_App and web page records_
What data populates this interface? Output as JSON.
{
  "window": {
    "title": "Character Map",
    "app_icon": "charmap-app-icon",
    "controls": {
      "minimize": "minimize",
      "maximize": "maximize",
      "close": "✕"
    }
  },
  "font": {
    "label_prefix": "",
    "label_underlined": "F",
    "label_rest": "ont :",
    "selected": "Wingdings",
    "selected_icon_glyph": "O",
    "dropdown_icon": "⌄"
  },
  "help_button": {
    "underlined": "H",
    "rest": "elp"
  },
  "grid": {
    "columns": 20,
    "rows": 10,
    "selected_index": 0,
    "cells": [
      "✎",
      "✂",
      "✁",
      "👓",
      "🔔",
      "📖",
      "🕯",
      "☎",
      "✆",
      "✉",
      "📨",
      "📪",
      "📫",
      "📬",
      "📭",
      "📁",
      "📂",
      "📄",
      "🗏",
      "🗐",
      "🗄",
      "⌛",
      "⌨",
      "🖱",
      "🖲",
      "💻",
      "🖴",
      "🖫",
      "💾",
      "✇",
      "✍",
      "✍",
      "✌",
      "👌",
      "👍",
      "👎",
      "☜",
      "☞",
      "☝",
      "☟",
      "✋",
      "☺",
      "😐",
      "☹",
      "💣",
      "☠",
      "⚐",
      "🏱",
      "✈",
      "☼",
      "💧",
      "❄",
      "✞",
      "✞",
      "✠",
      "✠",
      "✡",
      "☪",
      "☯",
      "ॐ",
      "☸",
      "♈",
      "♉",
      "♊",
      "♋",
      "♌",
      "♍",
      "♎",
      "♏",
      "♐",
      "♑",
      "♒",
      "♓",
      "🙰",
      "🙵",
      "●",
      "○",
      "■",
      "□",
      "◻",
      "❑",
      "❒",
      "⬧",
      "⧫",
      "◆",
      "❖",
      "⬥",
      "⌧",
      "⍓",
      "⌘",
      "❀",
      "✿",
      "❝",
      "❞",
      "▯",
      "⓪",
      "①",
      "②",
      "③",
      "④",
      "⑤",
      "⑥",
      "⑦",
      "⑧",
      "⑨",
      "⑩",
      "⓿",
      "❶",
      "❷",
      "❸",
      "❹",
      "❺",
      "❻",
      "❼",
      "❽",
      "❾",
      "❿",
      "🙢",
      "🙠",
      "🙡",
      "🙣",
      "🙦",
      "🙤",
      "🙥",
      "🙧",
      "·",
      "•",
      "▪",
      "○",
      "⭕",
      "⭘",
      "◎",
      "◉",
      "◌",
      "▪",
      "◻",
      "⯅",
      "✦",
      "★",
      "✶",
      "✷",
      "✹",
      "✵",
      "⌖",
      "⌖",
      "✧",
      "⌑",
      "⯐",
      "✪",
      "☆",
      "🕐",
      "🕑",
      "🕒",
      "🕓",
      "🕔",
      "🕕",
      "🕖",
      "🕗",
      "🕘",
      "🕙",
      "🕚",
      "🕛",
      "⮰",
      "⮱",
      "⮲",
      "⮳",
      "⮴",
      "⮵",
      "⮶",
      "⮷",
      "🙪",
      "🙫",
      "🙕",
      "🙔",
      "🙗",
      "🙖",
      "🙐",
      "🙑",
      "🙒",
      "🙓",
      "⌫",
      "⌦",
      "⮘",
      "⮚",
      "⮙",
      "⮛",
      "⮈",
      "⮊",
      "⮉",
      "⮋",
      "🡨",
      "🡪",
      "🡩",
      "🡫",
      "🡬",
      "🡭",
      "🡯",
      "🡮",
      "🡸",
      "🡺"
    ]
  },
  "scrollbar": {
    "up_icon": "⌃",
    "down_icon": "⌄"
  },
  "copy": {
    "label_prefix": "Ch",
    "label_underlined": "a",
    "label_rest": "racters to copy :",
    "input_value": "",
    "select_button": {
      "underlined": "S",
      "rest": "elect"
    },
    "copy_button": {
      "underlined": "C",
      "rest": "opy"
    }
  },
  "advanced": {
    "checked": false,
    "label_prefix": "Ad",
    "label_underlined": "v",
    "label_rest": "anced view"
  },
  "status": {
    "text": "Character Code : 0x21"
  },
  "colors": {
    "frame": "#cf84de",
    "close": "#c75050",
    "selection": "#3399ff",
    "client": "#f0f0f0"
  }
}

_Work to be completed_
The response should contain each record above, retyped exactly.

_Response to the exercise_
What data populates this interface? Output as JSON.
{
  "window": {
    "title": "Character Map",
    "app_icon": "charmap-app-icon",
    "controls": {
      "minimize": "minimize",
      "maximize": "maximize",
      "close": "✕"
    }
  },
  "font": {
    "label_prefix": "",
    "label_underlined": "F",
    "label_rest": "ont :",
    "selected": "Wingdings",
    "selected_icon_glyph": "O",
    "dropdown_icon": "⌄"
  },
  "help_button": {
    "underlined": "H",
    "rest": "elp"
  },
  "grid": {
    "columns": 20,
    "rows": 10,
    "selected_index": 0,
    "cells": [
      "✎",
      "✂",
      "✁",
      "👓",
      "🔔",
      "📖",
      "🕯",
      "☎",
      "✆",
      "✉",
      "📨",
      "📪",
      "📫",
      "📬",
      "📭",
      "📁",
      "📂",
      "📄",
      "🗏",
      "🗐",
      "🗄",
      "⌛",
      "⌨",
      "🖱",
      "🖲",
      "💻",
      "🖴",
      "🖫",
      "💾",
      "✇",
      "✍",
      "✍",
      "✌",
      "👌",
      "👍",
      "👎",
      "☜",
      "☞",
      "☝",
      "☟",
      "✋",
      "☺",
      "😐",
      "☹",
      "💣",
      "☠",
      "⚐",
      "🏱",
      "✈",
      "☼",
      "💧",
      "❄",
      "✞",
      "✞",
      "✠",
      "✠",
      "✡",
      "☪",
      "☯",
      "ॐ",
      "☸",
      "♈",
      "♉",
      "♊",
      "♋",
      "♌",
      "♍",
      "♎",
      "♏",
      "♐",
      "♑",
      "♒",
      "♓",
      "🙰",
      "🙵",
      "●",
      "○",
      "■",
      "□",
      "◻",
      "❑",
      "❒",
      "⬧",
      "⧫",
      "◆",
      "❖",
      "⬥",
      "⌧",
      "⍓",
      "⌘",
      "❀",
      "✿",
      "❝",
      "❞",
      "▯",
      "⓪",
      "①",
      "②",
      "③",
      "④",
      "⑤",
      "⑥",
      "⑦",
      "⑧",
      "⑨",
      "⑩",
      "⓿",
      "❶",
      "❷",
      "❸",
      "❹",
      "❺",
      "❻",
      "❼",
      "❽",
      "❾",
      "❿",
      "🙢",
      "🙠",
      "🙡",
      "🙣",
      "🙦",
      "🙤",
      "🙥",
      "🙧",
      "·",
      "•",
      "▪",
      "○",
      "⭕",
      "⭘",
      "◎",
      "◉",
      "◌",
      "▪",
      "◻",
      "⯅",
      "✦",
      "★",
      "✶",
      "✷",
      "✹",
      "✵",
      "⌖",
      "⌖",
      "✧",
      "⌑",
      "⯐",
      "✪",
      "☆",
      "🕐",
      "🕑",
      "🕒",
      "🕓",
      "🕔",
      "🕕",
      "🕖",
      "🕗",
      "🕘",
      "🕙",
      "🕚",
      "🕛",
      "⮰",
      "⮱",
      "⮲",
      "⮳",
      "⮴",
      "⮵",
      "⮶",
      "⮷",
      "🙪",
      "🙫",
      "🙕",
      "🙔",
      "🙗",
      "🙖",
      "🙐",
      "🙑",
      "🙒",
      "🙓",
      "⌫",
      "⌦",
      "⮘",
      "⮚",
      "⮙",
      "⮛",
      "⮈",
      "⮊",
      "⮉",
      "⮋",
      "🡨",
      "🡪",
      "🡩",
      "🡫",
      "🡬",
      "🡭",
      "🡯",
      "🡮",
      "🡸",
      "🡺"
    ]
  },
  "scrollbar": {
    "up_icon": "⌃",
    "down_icon": "⌄"
  },
  "copy": {
    "label_prefix": "Ch",
    "label_underlined": "a",
    "label_rest": "racters to copy :",
    "input_value": "",
    "select_button": {
      "underlined": "S",
      "rest": "elect"
    },
    "copy_button": {
      "underlined": "C",
      "rest": "opy"
    }
  },
  "advanced": {
    "checked": false,
    "label_prefix": "Ad",
    "label_underlined": "v",
    "label_rest": "anced view"
  },
  "status": {
    "text": "Character Code : 0x21"
  },
  "colors": {
    "frame": "#cf84de",
    "close": "#c75050",
    "selection": "#3399ff",
    "client": "#f0f0f0"
  }
}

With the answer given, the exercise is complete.